Officanados of the vehicle won’t be able to spot much of a difference unless they have the spec sheet, and even that wasn’t available in the conference proceedings.
Perhaps this reflects a little disillusion from the company that still leads the way in hybrid sales, but perhaps that because European sales of hybrids and electrics aren’t really that much to write home about — still less than 3% of overall car sales.
With the event being the premier gathering of the great and the good in European battery and automotive technology, one might have expected more from the global leader.
Lord explained that even in generation four there will still be a choice between nickel metal hydride and lithium-ion cells from Panasonic. This doesn’t reflect Toyota hedging its bets on lithium— more a case of squeezing every last cent from the nickel metal hydride line.
Close observers will see whatever battery is chosen now finds itself out of the trunk and under the rear passenger seat and with a 10% reduction in volume. Overall the company has achieved reductions of more than 20% in terms of mechanical and electrical losses and this leads to a 10% improvement in fuel economy.
But with gasoline prices edging ever downwards (for now), the pre collision braking is likely to be a bigger draw.

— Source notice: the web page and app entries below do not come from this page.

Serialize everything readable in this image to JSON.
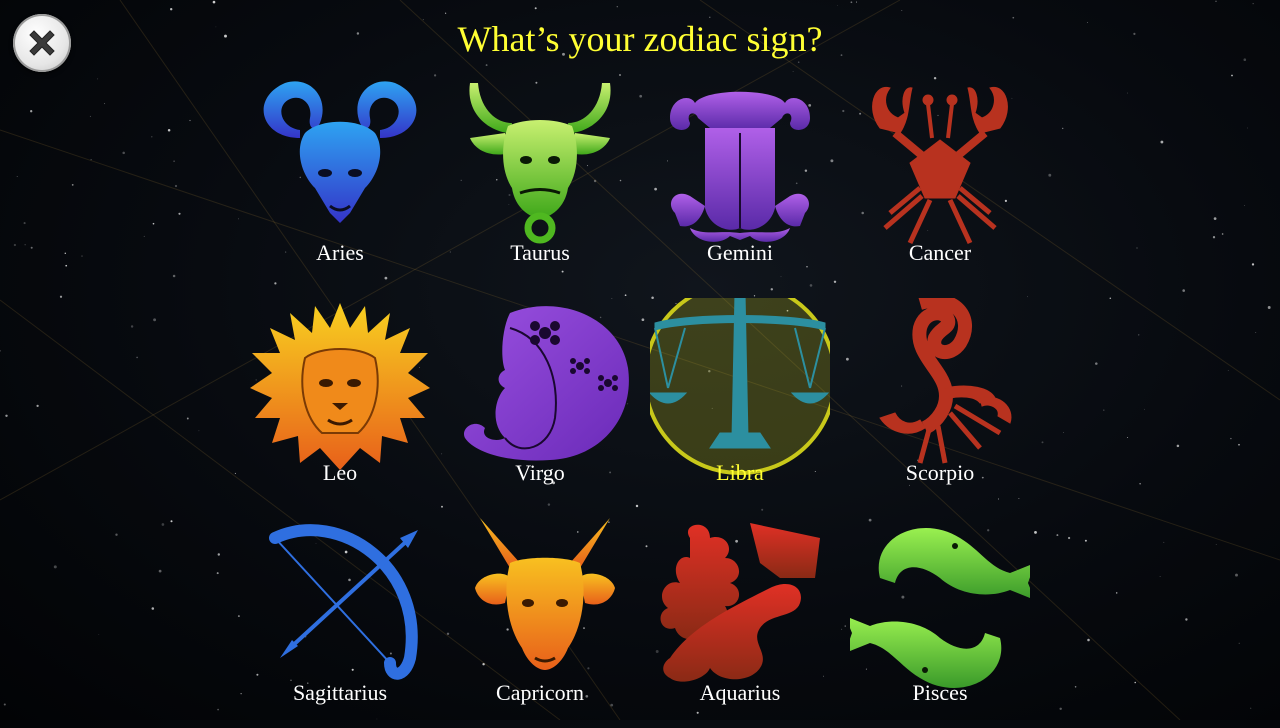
{
  "title": "What’s your zodiac sign?",
  "close_icon": "close-icon",
  "selected_sign": "Libra",
  "colors": {
    "title": "#ffff33",
    "label": "#ffffff",
    "selected_label": "#ffff33",
    "selection_ring": "#c8c81a"
  },
  "signs": [
    {
      "label": "Aries",
      "icon": "ram-icon",
      "color": "#2f6fe0"
    },
    {
      "label": "Taurus",
      "icon": "bull-icon",
      "color": "#7fd12a"
    },
    {
      "label": "Gemini",
      "icon": "twins-icon",
      "color": "#8a3fd0"
    },
    {
      "label": "Cancer",
      "icon": "crab-icon",
      "color": "#b8321f"
    },
    {
      "label": "Leo",
      "icon": "lion-icon",
      "color": "#f08a1a"
    },
    {
      "label": "Virgo",
      "icon": "maiden-icon",
      "color": "#8a3fd0"
    },
    {
      "label": "Libra",
      "icon": "scales-icon",
      "color": "#2c8fa0"
    },
    {
      "label": "Scorpio",
      "icon": "scorpion-icon",
      "color": "#b8321f"
    },
    {
      "label": "Sagittarius",
      "icon": "bow-arrow-icon",
      "color": "#2f6fe0"
    },
    {
      "label": "Capricorn",
      "icon": "goat-icon",
      "color": "#f08a1a"
    },
    {
      "label": "Aquarius",
      "icon": "water-bearer-icon",
      "color": "#c0301f"
    },
    {
      "label": "Pisces",
      "icon": "fish-icon",
      "color": "#6fd03a"
    }
  ]
}
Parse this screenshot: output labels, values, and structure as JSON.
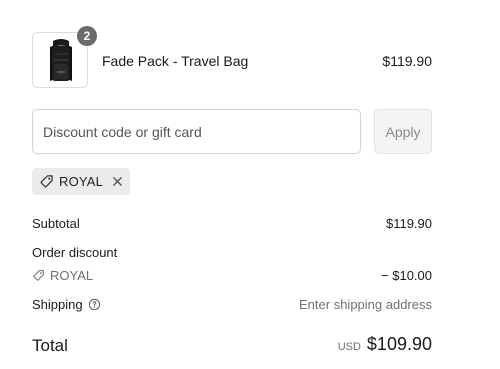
{
  "product": {
    "name": "Fade Pack - Travel Bag",
    "price": "$119.90",
    "quantity": "2",
    "image_icon": "backpack-thumbnail"
  },
  "discount": {
    "placeholder": "Discount code or gift card",
    "apply_label": "Apply",
    "applied_code": "ROYAL"
  },
  "summary": {
    "subtotal_label": "Subtotal",
    "subtotal_value": "$119.90",
    "order_discount_label": "Order discount",
    "discount_code": "ROYAL",
    "discount_value": "− $10.00",
    "shipping_label": "Shipping",
    "shipping_value": "Enter shipping address",
    "total_label": "Total",
    "currency": "USD",
    "total_value": "$109.90"
  },
  "colors": {
    "badge": "#6b6b6b",
    "chip_bg": "#ebebeb",
    "apply_bg": "#f4f4f4",
    "muted_text": "#707070"
  }
}
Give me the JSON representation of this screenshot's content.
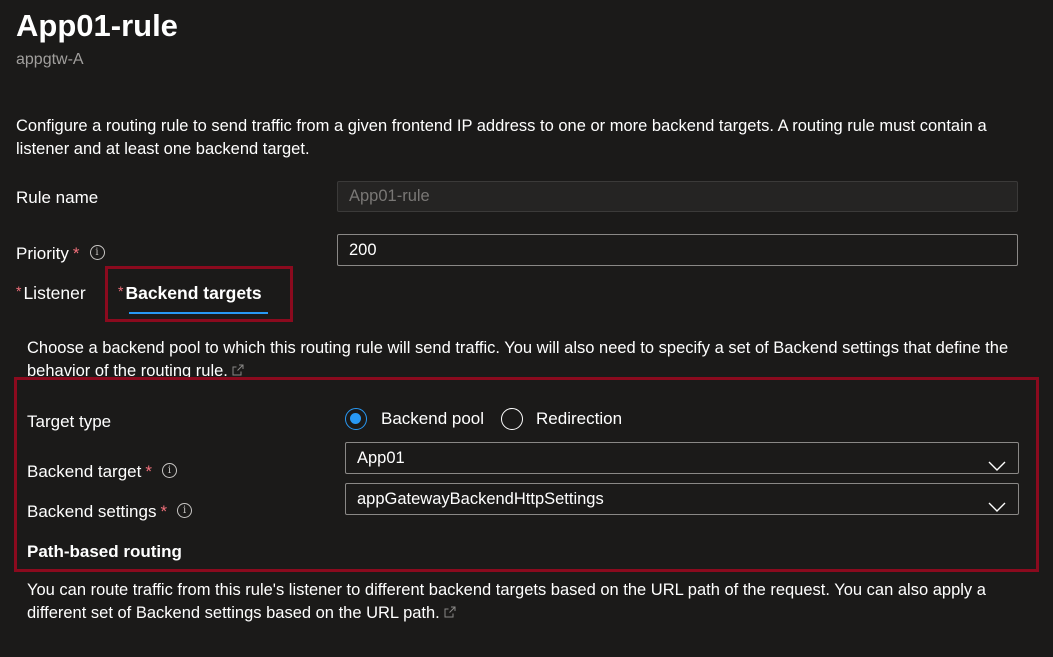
{
  "page": {
    "title": "App01-rule",
    "subtitle": "appgtw-A"
  },
  "intro": "Configure a routing rule to send traffic from a given frontend IP address to one or more backend targets. A routing rule must contain a listener and at least one backend target.",
  "rule_name": {
    "label": "Rule name",
    "value": "App01-rule"
  },
  "priority": {
    "label": "Priority",
    "required": "*",
    "value": "200"
  },
  "tabs": [
    {
      "label": "Listener",
      "required": "*"
    },
    {
      "label": "Backend targets",
      "required": "*"
    }
  ],
  "backend_desc": "Choose a backend pool to which this routing rule will send traffic. You will also need to specify a set of Backend settings that define the behavior of the routing rule.",
  "target_type": {
    "label": "Target type",
    "options": [
      {
        "label": "Backend pool",
        "selected": true
      },
      {
        "label": "Redirection",
        "selected": false
      }
    ]
  },
  "backend_target": {
    "label": "Backend target",
    "required": "*",
    "value": "App01"
  },
  "backend_settings": {
    "label": "Backend settings",
    "required": "*",
    "value": "appGatewayBackendHttpSettings"
  },
  "path_routing": {
    "heading": "Path-based routing",
    "desc": "You can route traffic from this rule's listener to different backend targets based on the URL path of the request. You can also apply a different set of Backend settings based on the URL path."
  },
  "colors": {
    "accent": "#2899f5",
    "required": "#f1707b",
    "highlight_box": "#8b0a1e",
    "background": "#1b1a19"
  },
  "icons": {
    "info": "info-icon",
    "external_link": "external-link-icon",
    "chevron": "chevron-down-icon"
  }
}
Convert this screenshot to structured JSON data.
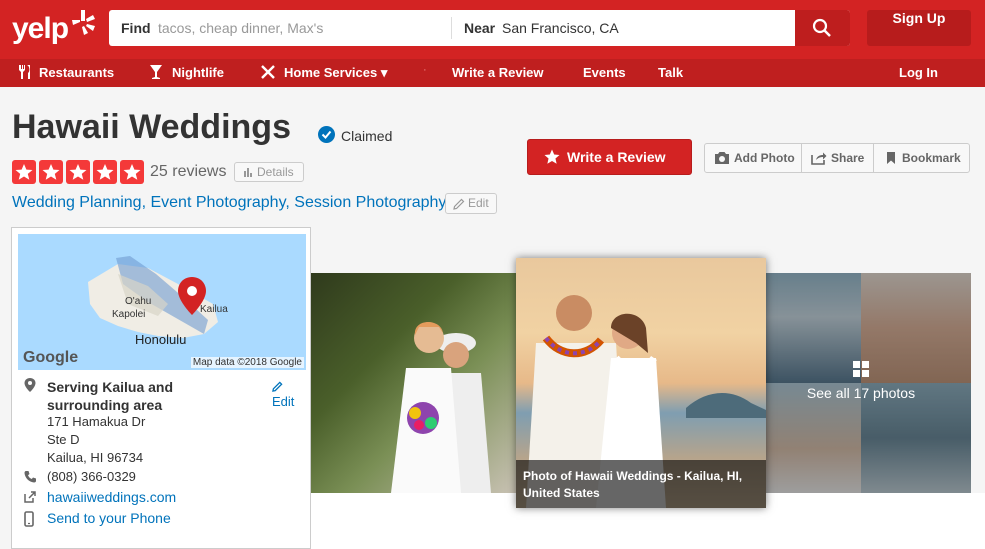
{
  "header": {
    "logo_text": "yelp",
    "search_find_label": "Find",
    "search_find_placeholder": "tacos, cheap dinner, Max's",
    "search_near_label": "Near",
    "search_near_value": "San Francisco, CA",
    "signup_label": "Sign Up"
  },
  "nav": {
    "items": [
      "Restaurants",
      "Nightlife",
      "Home Services ▾",
      "Write a Review",
      "Events",
      "Talk"
    ],
    "separator": "·",
    "login_label": "Log In"
  },
  "business": {
    "name": "Hawaii Weddings",
    "claimed_label": "Claimed",
    "rating": 5,
    "rating_max": 5,
    "reviews_text": "25 reviews",
    "details_label": "Details",
    "categories": [
      "Wedding Planning",
      "Event Photography",
      "Session Photography"
    ],
    "category_separator": ",",
    "edit_label": "Edit"
  },
  "actions": {
    "write_review_label": "Write a Review",
    "add_photo_label": "Add Photo",
    "share_label": "Share",
    "bookmark_label": "Bookmark"
  },
  "map": {
    "label_oahu": "O'ahu",
    "label_kapolei": "Kapolei",
    "label_honolulu": "Honolulu",
    "label_kailua": "Kailua",
    "google_label": "Google",
    "credit": "Map data ©2018 Google"
  },
  "location": {
    "serving": "Serving Kailua and surrounding area",
    "edit_label": "Edit",
    "address_line1": "171 Hamakua Dr",
    "address_line2": "Ste D",
    "address_line3": "Kailua, HI 96734",
    "phone": "(808) 366-0329",
    "website": "hawaiiweddings.com",
    "send_to_phone": "Send to your Phone"
  },
  "photos": {
    "caption": "Photo of Hawaii Weddings - Kailua, HI, United States",
    "see_all": "See all 17 photos"
  },
  "colors": {
    "brand_red": "#d32323",
    "nav_red": "#bf1f1f",
    "link_blue": "#0073bb",
    "star_red": "#f43939",
    "claimed_blue": "#0073bb"
  }
}
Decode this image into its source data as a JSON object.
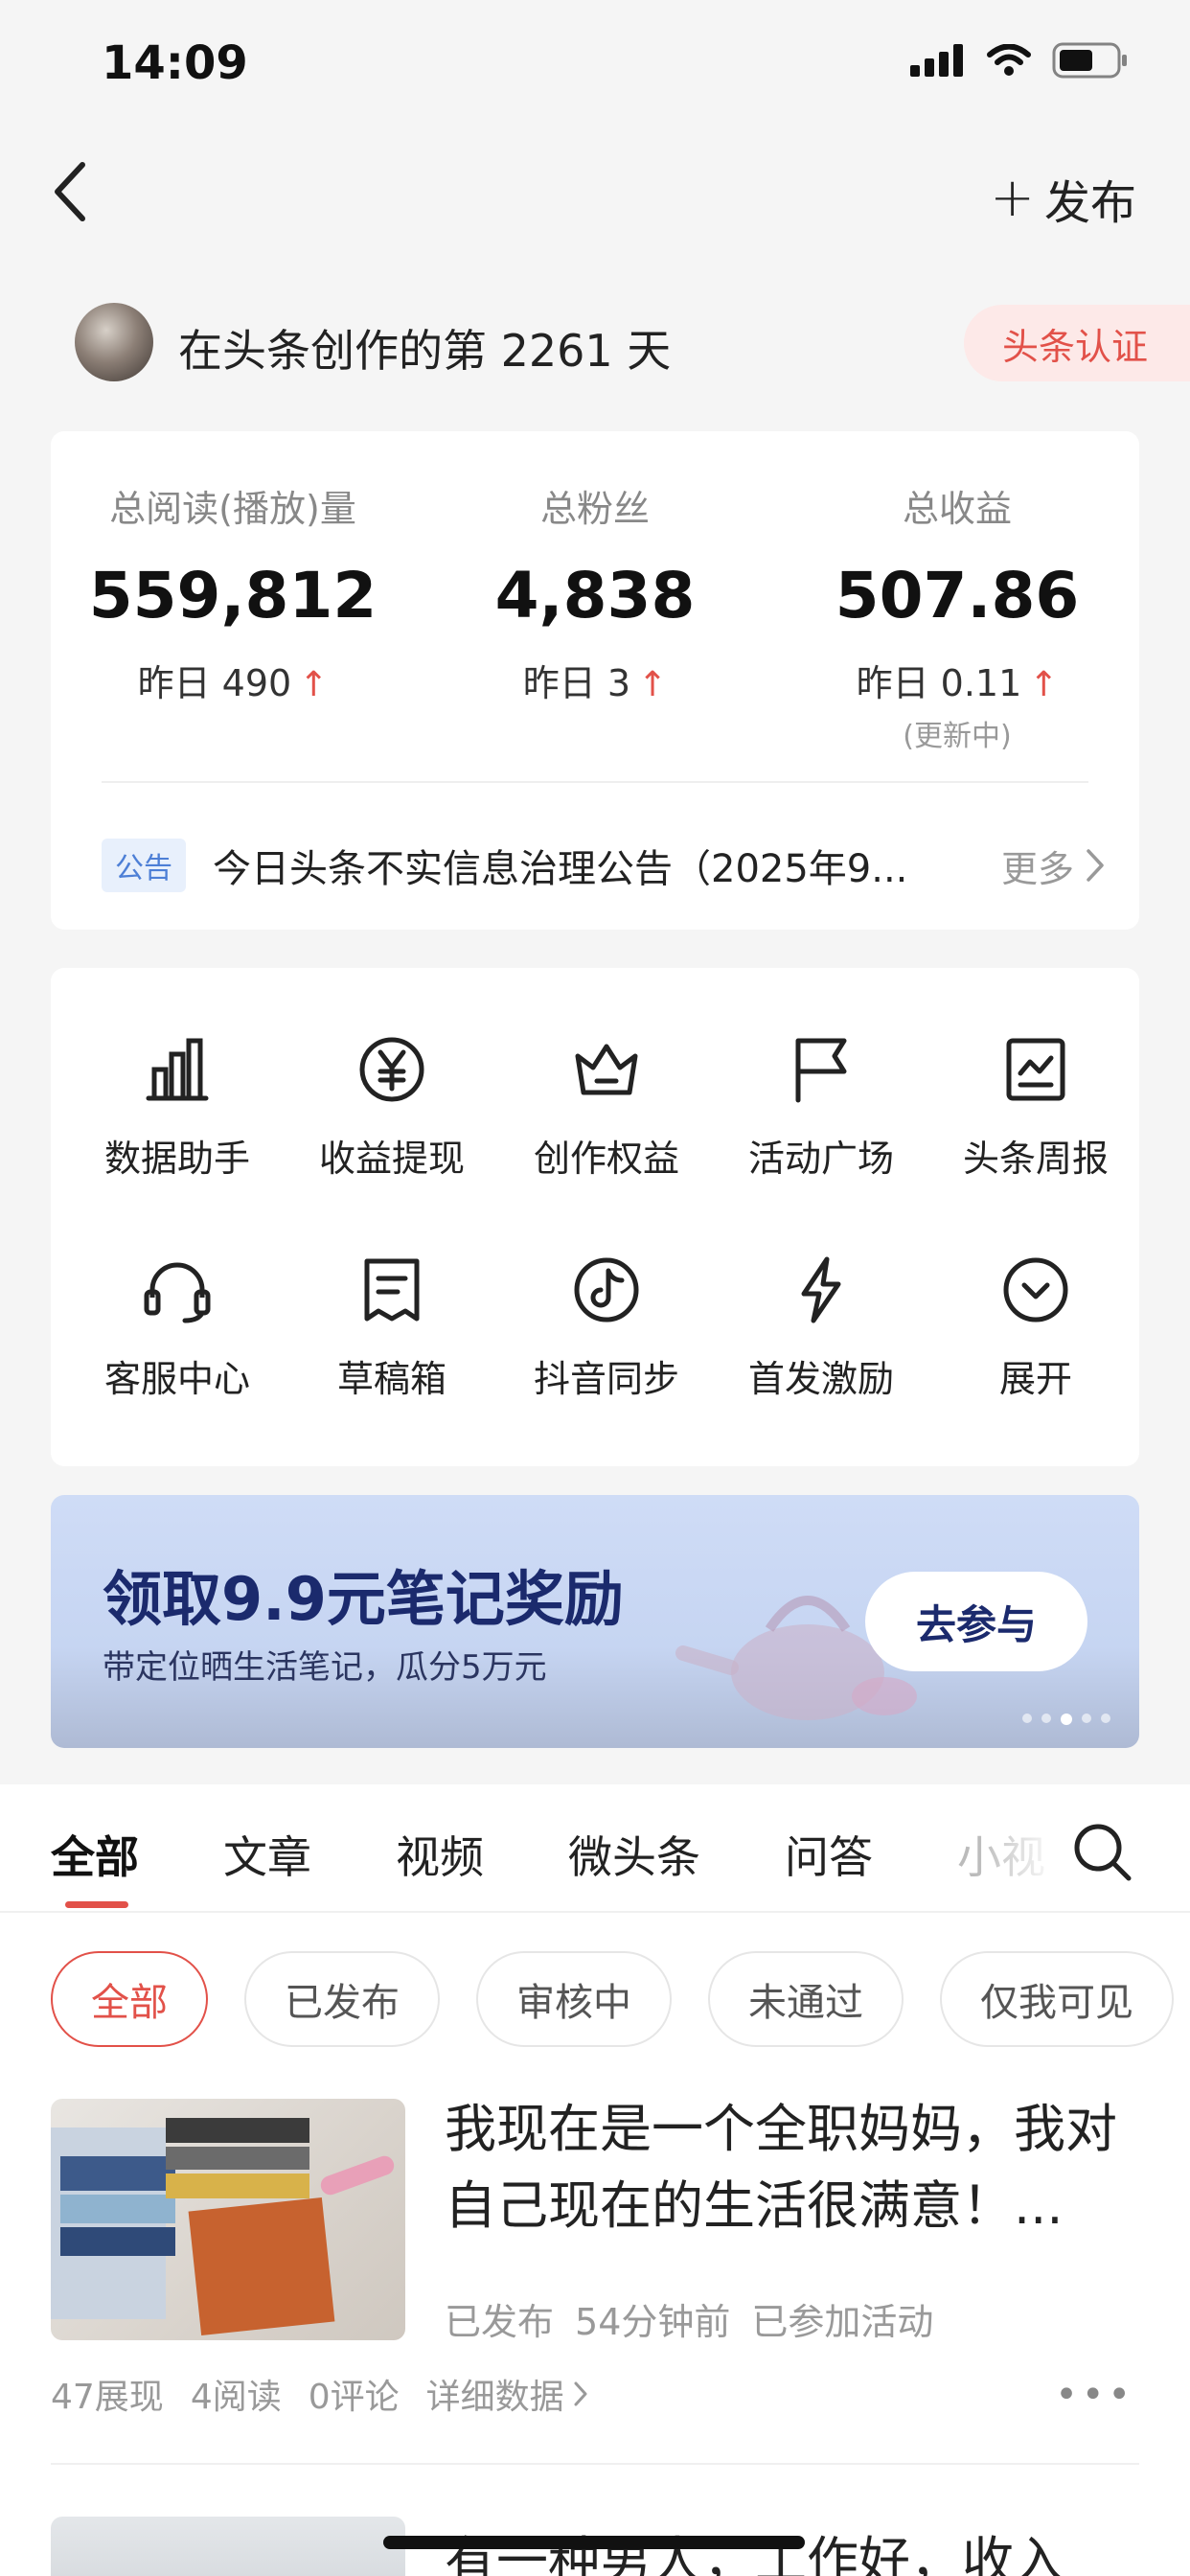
{
  "status_bar": {
    "time": "14:09"
  },
  "nav": {
    "publish_plus": "+",
    "publish_label": "发布"
  },
  "creator": {
    "days_text": "在头条创作的第 2261 天",
    "cert_label": "头条认证"
  },
  "stats": [
    {
      "label": "总阅读(播放)量",
      "value": "559,812",
      "delta": "昨日 490",
      "note": ""
    },
    {
      "label": "总粉丝",
      "value": "4,838",
      "delta": "昨日 3",
      "note": ""
    },
    {
      "label": "总收益",
      "value": "507.86",
      "delta": "昨日 0.11",
      "note": "(更新中)"
    }
  ],
  "notice": {
    "tag": "公告",
    "text": "今日头条不实信息治理公告（2025年9...",
    "more": "更多"
  },
  "tools": [
    {
      "label": "数据助手",
      "icon": "bar-chart-icon"
    },
    {
      "label": "收益提现",
      "icon": "yen-icon"
    },
    {
      "label": "创作权益",
      "icon": "crown-icon"
    },
    {
      "label": "活动广场",
      "icon": "flag-icon"
    },
    {
      "label": "头条周报",
      "icon": "report-icon"
    },
    {
      "label": "客服中心",
      "icon": "headset-icon"
    },
    {
      "label": "草稿箱",
      "icon": "draft-icon"
    },
    {
      "label": "抖音同步",
      "icon": "douyin-icon"
    },
    {
      "label": "首发激励",
      "icon": "lightning-icon"
    },
    {
      "label": "展开",
      "icon": "chevron-down-icon"
    }
  ],
  "banner": {
    "title": "领取9.9元笔记奖励",
    "subtitle": "带定位晒生活笔记，瓜分5万元",
    "button": "去参与",
    "slide_count": 5,
    "active_slide": 3
  },
  "tabs": [
    "全部",
    "文章",
    "视频",
    "微头条",
    "问答",
    "小视"
  ],
  "filters": [
    "全部",
    "已发布",
    "审核中",
    "未通过",
    "仅我可见"
  ],
  "articles": [
    {
      "title": "我现在是一个全职妈妈，我对自己现在的生活很满意！...",
      "meta": [
        "已发布",
        "54分钟前",
        "已参加活动"
      ],
      "stats": [
        "47展现",
        "4阅读",
        "0评论"
      ],
      "detail_link": "详细数据"
    },
    {
      "title": "有一种男人，工作好，收入"
    }
  ],
  "colors": {
    "accent": "#e25149",
    "banner_text": "#1b2a6d",
    "notice_tag": "#4d7fd6"
  }
}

If you’re confused about which way to go with batteries, so is the car industry: read the editor’s blog on AABC here and see a full report in the Spring issues ( subscribe here).